- periods underway at sea compared with periods berthed, anchored or moored;
- typical operating areas or trading routes; and
- planned duration between dry-dockings/slippings.
Description of areas on the ship susceptible to biofouling
The Plan should identify the hull areas, niche areas and seawater cooling systems on the ship that are particularly susceptible to biofouling and describe the management actions required for each area. It should also describe the actions to be taken if the ship is operating outside of the desired operating profile, or if excessive unexpected biofouling is observed, and any other actions that can be taken to minimize the accumulation of biofouling on the ship. Table 1 provides an example of an action plan.

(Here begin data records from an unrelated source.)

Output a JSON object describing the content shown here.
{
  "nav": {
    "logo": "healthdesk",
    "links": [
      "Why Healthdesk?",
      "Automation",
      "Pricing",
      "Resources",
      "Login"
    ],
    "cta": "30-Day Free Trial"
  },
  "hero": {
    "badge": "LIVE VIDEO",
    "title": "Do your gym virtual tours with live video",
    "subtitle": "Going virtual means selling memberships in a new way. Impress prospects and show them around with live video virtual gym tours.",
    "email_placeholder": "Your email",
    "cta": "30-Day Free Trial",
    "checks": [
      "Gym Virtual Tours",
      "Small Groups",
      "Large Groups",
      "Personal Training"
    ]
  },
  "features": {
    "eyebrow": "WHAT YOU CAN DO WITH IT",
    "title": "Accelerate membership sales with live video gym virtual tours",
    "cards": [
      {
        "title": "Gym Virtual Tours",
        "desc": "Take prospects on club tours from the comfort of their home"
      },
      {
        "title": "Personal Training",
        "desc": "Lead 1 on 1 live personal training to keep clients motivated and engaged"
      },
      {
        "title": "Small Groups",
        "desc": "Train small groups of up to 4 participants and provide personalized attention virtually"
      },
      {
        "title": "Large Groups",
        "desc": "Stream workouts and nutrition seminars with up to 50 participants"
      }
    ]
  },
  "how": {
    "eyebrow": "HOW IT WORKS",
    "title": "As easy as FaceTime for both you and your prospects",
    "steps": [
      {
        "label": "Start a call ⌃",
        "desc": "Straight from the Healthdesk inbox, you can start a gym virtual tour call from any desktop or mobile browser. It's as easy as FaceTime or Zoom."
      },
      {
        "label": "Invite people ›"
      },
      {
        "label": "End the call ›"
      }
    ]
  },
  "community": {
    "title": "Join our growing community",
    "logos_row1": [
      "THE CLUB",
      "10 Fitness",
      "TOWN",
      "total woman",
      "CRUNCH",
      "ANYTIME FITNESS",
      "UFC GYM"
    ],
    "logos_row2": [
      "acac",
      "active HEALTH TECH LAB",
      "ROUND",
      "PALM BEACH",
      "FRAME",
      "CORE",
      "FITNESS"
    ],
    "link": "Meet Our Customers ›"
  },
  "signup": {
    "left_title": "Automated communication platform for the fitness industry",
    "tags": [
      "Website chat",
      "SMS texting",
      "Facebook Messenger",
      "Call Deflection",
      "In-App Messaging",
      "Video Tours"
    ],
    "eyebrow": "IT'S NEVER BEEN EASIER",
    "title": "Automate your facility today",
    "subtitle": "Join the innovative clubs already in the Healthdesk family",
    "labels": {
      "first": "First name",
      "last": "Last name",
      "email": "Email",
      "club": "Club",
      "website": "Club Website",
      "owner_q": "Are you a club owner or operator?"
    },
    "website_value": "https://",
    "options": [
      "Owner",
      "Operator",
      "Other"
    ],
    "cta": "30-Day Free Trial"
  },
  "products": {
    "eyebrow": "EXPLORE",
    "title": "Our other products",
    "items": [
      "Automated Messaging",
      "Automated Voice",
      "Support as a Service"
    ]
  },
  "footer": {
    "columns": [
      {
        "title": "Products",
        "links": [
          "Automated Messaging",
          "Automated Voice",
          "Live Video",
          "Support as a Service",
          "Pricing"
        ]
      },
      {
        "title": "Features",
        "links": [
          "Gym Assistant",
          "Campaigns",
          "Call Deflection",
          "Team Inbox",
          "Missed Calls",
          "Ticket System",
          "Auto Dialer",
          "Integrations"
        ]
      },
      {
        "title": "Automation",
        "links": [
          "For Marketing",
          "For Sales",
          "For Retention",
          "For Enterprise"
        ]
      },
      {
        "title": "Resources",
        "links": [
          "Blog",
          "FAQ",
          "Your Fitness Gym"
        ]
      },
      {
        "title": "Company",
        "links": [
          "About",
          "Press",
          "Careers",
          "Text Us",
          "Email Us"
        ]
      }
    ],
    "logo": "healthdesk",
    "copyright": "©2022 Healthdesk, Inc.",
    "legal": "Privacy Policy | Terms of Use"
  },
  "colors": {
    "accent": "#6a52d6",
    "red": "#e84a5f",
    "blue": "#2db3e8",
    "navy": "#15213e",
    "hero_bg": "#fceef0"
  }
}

Table 2: Biofouling management action plan
|Areas of the ship which are particularly susceptible to biofouling||Management actions required for each area (e.g., inspections, cleaning, repairs and maintenance)||Management actions to be undertaken if ship operates outside its usual operating profile|
External hull surfaces:
- Vertical sides
- Bow dome
| || |
Hull appendages and fittings:
- Bilge keels
- tabilizer fins
- CP anodes
| || |
Steering and propulsion:
- Propeller shaft
- Stern tube seal
- Anchor chain
- Chain locker
- Rope guard
- Bow/Stern thrusters
- Thruster body
- Tunnel grates
| || |
Seawater intakes and internal seawater cooling systems:
- Engine cooling system
- Sea chests (identify number and position)
- Sea chest grate
- Internal pipework and heat exchanger
- Fire-fighting system
- Ballast uptake system
- Auxiliary services system
| || |
A diagram of the ship should be included in the Plan to identify the location of those areas of the ship that are particularly susceptible to biofouling (including access points in the internal seawater cooling systems). If necessary these should show both side and bottom views of the ship.
Operation and maintenance of the anti-fouling system
This section should contain a detailed description of the operation and maintenance of the anti-fouling system(s) used, including schedule(s) of activities and step-by-step operational procedures.
Timing of operational and maintenance activities
This section should stipulate the schedule of planned inspections, repairs, maintenance and renewal of the anti-fouling systems.
In-water cleaning and maintenance procedures
This section should set out planned maintenance procedures (other than for on board treatment processes) that need to be completed between dry-docking events to minimize biofouling. This should include routine cleaning or other treatments. Details should be provided on the treatment/cleaning to be conducted, the specification of any equipment required, details of the areas to which each specific treatment/cleaning is to be applied, step-by-step operational procedures where relevant and any other details relevant to the processes (e.g., chemicals required for treatment, any discharge standards).
Operation of onboard treatment processes
This section should provide specific advice about MGPS fitted, internal seawater cooling systems covered by the system and any not covered, and the associated maintenance and inspection schedule and procedures. This would include information such as when each MGPS is run, for how long and any cleaning/maintenance requirements of the system once use is finished. This section should also include advice for ship operators on procedures for biofouling management if the MGPS is temporarily out of operation.
Safety procedures for the ship and the crew
Details of specific operational or safety restrictions, including those associated with the management system that affects the ship and/or the crew. Details of specific safety procedures to be followed during ship inspections.
Disposal of biological waste
This section should contain procedures for the disposal of biological waste generated by treatment or cleaning processes when the cleaning is conducted by, or under the direct supervision of, the shipowner, master or crew.
This section should contain details of the types of documentation to be kept to verify the operations and treatments to be recorded in the Biofouling Record Book as outlined in appendix 2.
Crew training and familiarization
This section should contain information on the provision of crew training and familiarization.